> **Action item**:
Report only how many lines in the material contain "icon".

BEGIN

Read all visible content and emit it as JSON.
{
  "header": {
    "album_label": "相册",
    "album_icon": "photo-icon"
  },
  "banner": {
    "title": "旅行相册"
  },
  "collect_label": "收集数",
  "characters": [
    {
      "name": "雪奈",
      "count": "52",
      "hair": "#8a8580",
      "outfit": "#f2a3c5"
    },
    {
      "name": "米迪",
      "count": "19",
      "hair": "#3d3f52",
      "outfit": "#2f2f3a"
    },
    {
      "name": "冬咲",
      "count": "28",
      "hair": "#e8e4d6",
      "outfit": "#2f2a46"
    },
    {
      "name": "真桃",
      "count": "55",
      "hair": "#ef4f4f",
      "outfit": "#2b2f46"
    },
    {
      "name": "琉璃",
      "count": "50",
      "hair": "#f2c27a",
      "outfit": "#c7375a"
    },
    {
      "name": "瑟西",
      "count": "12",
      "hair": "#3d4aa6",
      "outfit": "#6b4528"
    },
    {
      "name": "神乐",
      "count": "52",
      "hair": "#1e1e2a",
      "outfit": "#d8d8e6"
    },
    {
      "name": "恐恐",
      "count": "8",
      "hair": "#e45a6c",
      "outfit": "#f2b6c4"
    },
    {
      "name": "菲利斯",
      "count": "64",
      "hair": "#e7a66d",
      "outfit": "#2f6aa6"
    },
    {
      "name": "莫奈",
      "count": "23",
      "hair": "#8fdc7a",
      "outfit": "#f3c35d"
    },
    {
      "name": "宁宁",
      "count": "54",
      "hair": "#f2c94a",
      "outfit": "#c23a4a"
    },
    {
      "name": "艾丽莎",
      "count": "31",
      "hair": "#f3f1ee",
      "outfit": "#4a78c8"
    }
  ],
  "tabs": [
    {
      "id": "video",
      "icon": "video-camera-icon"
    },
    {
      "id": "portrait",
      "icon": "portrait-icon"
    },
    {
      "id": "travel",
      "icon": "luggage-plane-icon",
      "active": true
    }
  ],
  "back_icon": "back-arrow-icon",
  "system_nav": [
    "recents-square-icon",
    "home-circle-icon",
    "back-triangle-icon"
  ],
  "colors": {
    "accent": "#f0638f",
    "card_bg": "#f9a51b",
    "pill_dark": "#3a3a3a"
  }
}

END

> **Your solution**:
8